— ASSIGNMENT —
Given the records below, pull every line with the word "that" into the answer.

Extracted data entries:
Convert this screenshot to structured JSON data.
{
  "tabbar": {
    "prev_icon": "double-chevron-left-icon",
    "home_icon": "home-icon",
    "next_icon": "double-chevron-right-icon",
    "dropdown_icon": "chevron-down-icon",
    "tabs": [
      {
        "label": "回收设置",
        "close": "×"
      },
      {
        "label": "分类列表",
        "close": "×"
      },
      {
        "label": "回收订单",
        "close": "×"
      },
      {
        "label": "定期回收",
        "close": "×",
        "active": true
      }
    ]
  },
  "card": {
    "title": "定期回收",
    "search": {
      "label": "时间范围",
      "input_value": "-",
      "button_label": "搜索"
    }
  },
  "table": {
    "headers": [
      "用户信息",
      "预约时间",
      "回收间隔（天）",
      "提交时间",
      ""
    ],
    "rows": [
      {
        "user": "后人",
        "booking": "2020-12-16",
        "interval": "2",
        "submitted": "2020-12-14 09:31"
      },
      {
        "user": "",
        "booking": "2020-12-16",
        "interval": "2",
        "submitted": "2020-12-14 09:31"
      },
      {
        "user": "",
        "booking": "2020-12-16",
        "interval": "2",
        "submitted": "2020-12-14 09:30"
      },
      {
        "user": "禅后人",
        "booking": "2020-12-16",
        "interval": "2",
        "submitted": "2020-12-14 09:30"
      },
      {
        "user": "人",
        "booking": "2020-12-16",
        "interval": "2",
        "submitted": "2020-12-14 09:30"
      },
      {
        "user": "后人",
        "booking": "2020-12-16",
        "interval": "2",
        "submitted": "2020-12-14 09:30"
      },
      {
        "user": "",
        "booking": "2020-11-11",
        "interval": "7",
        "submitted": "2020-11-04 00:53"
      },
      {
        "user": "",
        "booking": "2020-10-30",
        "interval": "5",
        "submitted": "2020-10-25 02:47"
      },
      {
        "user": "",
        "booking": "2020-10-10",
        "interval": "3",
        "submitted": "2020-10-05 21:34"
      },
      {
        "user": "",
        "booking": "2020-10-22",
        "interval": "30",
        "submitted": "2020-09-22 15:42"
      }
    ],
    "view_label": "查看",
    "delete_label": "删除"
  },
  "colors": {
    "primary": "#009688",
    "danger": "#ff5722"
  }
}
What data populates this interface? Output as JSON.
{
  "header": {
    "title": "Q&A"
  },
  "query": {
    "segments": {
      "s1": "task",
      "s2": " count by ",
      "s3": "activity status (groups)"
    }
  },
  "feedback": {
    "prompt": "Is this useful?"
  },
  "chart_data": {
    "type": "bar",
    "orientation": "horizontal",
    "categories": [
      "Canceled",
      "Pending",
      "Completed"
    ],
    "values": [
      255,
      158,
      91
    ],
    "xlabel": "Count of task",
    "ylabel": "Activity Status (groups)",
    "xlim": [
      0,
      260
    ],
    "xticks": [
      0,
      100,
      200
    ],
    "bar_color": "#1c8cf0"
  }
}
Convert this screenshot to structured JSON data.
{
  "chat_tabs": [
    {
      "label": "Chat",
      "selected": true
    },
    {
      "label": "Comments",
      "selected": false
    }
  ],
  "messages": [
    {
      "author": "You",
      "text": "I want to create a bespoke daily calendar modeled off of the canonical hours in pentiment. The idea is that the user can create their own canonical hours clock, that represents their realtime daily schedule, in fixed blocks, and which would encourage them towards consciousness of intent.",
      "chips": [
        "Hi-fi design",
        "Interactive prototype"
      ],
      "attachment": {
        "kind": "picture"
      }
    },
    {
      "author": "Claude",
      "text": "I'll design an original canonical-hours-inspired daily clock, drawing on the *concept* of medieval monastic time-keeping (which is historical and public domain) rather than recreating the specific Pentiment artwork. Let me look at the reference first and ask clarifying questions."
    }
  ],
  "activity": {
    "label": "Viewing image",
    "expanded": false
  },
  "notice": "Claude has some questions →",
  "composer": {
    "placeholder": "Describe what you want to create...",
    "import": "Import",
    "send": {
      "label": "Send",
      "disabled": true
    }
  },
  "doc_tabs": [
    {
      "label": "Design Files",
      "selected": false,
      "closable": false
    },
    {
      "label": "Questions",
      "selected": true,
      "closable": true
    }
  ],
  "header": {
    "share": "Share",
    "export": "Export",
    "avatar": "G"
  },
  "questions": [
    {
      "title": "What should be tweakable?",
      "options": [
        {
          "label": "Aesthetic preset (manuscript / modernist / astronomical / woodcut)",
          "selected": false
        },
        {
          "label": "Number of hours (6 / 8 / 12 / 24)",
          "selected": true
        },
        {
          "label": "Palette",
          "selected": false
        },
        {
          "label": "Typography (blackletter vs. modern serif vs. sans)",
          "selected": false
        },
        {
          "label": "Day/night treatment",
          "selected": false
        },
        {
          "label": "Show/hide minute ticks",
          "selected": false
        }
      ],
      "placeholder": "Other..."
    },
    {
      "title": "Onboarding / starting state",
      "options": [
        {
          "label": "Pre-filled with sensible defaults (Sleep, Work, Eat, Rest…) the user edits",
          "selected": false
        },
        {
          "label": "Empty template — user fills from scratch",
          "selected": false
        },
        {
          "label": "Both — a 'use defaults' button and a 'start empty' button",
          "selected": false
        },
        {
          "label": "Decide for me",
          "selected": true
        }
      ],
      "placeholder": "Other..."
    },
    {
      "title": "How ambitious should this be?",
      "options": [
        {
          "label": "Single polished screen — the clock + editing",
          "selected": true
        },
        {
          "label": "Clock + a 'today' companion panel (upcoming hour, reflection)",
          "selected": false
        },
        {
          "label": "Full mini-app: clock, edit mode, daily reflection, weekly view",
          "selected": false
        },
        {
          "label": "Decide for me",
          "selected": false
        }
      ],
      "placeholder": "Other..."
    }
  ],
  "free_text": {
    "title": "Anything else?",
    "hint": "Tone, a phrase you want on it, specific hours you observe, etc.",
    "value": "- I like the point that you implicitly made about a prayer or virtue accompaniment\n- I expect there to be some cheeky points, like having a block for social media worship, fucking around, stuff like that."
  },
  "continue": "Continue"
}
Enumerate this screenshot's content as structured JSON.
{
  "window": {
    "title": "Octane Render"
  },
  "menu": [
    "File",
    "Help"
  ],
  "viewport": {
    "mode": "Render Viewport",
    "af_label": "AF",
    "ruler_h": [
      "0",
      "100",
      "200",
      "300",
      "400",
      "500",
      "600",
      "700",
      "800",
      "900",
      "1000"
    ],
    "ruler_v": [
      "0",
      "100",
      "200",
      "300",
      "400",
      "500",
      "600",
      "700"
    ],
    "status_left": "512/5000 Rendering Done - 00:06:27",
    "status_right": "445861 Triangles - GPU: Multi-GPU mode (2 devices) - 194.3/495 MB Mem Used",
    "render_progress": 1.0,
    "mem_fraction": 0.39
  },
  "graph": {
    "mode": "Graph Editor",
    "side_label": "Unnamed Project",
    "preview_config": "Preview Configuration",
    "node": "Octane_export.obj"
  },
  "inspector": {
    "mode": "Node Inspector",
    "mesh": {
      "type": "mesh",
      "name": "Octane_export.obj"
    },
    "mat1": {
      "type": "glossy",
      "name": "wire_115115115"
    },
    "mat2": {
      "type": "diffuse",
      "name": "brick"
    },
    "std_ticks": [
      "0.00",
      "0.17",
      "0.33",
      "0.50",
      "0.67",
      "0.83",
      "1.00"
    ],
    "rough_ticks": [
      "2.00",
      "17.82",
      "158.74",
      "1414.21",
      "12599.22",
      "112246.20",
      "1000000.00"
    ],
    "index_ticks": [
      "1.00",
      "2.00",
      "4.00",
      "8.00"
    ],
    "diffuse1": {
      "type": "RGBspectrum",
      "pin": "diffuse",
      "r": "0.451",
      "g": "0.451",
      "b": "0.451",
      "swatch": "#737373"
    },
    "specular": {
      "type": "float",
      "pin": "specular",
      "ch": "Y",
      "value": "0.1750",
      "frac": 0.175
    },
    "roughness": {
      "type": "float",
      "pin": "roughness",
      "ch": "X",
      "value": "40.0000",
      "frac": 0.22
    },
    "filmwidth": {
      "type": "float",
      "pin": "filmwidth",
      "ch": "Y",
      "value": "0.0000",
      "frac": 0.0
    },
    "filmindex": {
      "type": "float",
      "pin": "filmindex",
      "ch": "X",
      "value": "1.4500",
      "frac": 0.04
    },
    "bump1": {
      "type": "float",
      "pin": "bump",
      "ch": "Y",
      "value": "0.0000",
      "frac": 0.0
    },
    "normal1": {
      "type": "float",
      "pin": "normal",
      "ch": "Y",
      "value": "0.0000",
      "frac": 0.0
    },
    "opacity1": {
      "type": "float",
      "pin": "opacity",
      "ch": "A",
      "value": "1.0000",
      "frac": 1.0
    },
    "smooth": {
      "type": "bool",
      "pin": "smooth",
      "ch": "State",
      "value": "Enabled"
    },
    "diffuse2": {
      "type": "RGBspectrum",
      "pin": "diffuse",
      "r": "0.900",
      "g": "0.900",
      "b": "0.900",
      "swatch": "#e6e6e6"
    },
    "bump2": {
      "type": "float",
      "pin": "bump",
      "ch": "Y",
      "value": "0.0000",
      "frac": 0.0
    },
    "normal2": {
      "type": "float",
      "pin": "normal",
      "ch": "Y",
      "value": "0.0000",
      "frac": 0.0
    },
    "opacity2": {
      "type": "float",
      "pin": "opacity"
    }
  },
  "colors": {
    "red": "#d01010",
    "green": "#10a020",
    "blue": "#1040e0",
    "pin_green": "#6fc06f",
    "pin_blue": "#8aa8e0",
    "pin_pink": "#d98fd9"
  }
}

— OUTPUT FOR THIS TASK —
      "text": "I want to create a bespoke daily calendar modeled off of the canonical hours in pentiment. The idea is that the user can create their own canonical hours clock, that represents their realtime daily schedule, in fixed blocks, and which would encourage them towards consciousness of intent.",
    "value": "- I like the point that you implicitly made about a prayer or virtue accompaniment\n- I expect there to be some cheeky points, like having a block for social media worship, fucking around, stuff like that."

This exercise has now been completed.